  (vector y (+ x y)))

(nth (iterate iter [0 1]) 10000)
share|improve this question

1 Answer 1

up vote 11 down vote accepted

iterate takes a function f and an initial value x and produces a lazy sequence. The first element in the seq is x. Each subsequent element is computed by calling f with the previous element.

Example 1:

(iterate (partial + 2) 0)

This generates a sequence, starting at 0, where each element is the previous element with 2 added to it. I.e.:

0
(+ 2 0) ; => 2
(+ 2 2) ; => 4
(+ 2 4) ; => 6
; etc

Each element in the seq is passed to (partial + 2) when generating the following element.

Example 2:

(iterate (partial * 2) 1)

This generates a sequence, starting at 1, where each element is the previous element multiplied by 2. I.e.:

1
(* 2 1) ; => 2
(* 2 2) ; => 4
(* 2 4) ; => 8
(* 2 8) ; => 16
; etc

Again, you can see how each element feeds into the generation of the next one.

Example 3:

(iterate (fn [[a b]] [b (+ a b)]) [1 1])

Firstly, (fn [[a b]] ...) is a way to destructure a value into parts.
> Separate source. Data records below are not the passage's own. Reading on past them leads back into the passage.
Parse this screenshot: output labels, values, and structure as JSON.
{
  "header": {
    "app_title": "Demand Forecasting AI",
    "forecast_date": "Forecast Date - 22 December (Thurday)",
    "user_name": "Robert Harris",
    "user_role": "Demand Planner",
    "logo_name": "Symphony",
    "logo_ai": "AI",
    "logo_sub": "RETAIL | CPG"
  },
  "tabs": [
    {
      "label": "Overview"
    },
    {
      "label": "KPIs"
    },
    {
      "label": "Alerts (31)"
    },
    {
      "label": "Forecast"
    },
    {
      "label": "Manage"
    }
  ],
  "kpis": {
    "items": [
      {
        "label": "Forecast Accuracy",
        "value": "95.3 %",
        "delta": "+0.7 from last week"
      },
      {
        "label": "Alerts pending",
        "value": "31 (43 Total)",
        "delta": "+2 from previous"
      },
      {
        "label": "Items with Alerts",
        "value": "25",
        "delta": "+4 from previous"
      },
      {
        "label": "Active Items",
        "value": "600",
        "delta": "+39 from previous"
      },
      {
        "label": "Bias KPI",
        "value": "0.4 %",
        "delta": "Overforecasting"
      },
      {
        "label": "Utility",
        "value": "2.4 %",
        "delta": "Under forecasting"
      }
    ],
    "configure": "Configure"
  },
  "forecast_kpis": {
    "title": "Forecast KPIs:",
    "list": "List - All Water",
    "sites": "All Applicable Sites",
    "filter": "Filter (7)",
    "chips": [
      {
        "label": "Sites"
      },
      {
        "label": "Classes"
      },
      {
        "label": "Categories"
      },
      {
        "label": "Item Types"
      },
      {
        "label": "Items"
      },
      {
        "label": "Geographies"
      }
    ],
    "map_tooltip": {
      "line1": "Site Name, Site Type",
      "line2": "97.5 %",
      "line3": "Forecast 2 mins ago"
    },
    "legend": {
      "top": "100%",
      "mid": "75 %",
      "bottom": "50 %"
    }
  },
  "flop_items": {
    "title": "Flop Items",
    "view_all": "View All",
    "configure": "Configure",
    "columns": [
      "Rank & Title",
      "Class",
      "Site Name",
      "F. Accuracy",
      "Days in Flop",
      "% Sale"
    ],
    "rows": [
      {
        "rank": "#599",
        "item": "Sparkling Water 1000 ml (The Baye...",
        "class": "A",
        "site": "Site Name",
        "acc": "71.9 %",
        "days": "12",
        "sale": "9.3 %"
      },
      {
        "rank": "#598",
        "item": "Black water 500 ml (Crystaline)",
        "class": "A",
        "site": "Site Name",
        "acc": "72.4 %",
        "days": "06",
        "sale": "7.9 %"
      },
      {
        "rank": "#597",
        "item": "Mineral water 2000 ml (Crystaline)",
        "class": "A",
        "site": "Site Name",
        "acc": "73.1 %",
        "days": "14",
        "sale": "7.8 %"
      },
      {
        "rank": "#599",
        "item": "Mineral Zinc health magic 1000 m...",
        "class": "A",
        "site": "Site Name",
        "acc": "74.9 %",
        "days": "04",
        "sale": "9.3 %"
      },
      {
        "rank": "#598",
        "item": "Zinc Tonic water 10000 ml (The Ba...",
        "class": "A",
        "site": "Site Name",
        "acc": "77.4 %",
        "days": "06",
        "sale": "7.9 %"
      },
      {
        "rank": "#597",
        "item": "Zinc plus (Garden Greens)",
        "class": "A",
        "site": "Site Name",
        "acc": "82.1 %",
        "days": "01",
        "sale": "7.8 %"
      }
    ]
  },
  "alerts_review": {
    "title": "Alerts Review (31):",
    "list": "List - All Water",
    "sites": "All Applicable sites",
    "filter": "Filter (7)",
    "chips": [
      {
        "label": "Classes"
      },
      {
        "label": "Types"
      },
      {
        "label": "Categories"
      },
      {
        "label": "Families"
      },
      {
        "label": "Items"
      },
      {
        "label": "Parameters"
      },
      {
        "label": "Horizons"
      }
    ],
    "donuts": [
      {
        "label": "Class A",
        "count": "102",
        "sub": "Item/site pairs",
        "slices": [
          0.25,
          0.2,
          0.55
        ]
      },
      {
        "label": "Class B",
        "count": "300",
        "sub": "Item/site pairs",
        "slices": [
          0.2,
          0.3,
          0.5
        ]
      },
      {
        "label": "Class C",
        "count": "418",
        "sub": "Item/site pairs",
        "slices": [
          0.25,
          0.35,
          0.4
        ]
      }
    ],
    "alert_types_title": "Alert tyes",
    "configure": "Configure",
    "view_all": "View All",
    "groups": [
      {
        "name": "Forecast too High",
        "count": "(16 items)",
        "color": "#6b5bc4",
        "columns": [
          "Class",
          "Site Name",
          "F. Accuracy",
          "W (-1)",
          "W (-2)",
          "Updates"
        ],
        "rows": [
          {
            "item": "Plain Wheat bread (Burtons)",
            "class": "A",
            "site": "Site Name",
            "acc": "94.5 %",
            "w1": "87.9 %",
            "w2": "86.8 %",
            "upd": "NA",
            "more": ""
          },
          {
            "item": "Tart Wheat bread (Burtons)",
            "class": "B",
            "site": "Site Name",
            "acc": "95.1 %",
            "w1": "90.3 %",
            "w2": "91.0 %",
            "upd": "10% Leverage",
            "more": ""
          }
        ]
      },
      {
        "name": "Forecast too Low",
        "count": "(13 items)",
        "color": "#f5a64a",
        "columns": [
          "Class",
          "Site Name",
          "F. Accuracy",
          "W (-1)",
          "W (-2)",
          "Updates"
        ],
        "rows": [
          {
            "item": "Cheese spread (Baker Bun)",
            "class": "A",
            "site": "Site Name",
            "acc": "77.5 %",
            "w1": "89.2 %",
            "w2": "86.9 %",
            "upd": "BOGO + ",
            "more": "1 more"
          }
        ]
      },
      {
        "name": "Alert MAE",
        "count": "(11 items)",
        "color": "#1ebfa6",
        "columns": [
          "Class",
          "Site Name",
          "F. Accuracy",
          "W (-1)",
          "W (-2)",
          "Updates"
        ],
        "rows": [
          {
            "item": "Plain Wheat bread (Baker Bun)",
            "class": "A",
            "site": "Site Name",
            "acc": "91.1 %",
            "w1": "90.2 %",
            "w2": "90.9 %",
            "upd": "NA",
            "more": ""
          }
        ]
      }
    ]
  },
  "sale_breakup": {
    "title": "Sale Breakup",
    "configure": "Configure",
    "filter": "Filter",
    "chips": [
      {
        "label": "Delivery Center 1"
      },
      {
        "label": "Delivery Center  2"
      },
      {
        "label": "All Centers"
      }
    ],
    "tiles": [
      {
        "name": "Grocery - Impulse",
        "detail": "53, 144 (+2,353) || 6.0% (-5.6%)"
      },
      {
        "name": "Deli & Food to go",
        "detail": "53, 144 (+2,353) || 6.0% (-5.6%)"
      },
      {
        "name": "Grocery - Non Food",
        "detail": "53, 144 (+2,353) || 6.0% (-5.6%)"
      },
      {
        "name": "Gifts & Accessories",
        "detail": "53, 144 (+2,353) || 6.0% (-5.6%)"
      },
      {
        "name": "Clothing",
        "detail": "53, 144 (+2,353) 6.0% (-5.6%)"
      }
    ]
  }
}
In this case, the function accepts a two-element vector and unpacks it into the local variables a and b.

The function returns a two-element vector containing b and the sum of a and b (i.e. the second value in the previous pair and the sum of both values in the previous pair).

With this in mind, this iterate call generates:

[1 1]
[1 (+ 1 1)] ; => [1 2]
[2 (+ 1 2)] ; => [2 3]
[3 (+ 2 3)] ; => [3 5]
[5 (+ 3 5)] ; => [5 8]
; etc

Then (map first ...) grabs the first value in each pair, which gives you your Fibonacci sequence.

share|improve this answer
    
+1 for the nice work! –  Abimaran Kugathasan Dec 21 '11 at 5:30
1  
Thanks so much~ This is fantastic! –  lkahtz Dec 21 '11 at 6:55

Your Answer

 
discard

By posting your answer, you agree to the privacy policy and terms of service.

Not the answer you're looking for? Browse other questions tagged or ask your own question.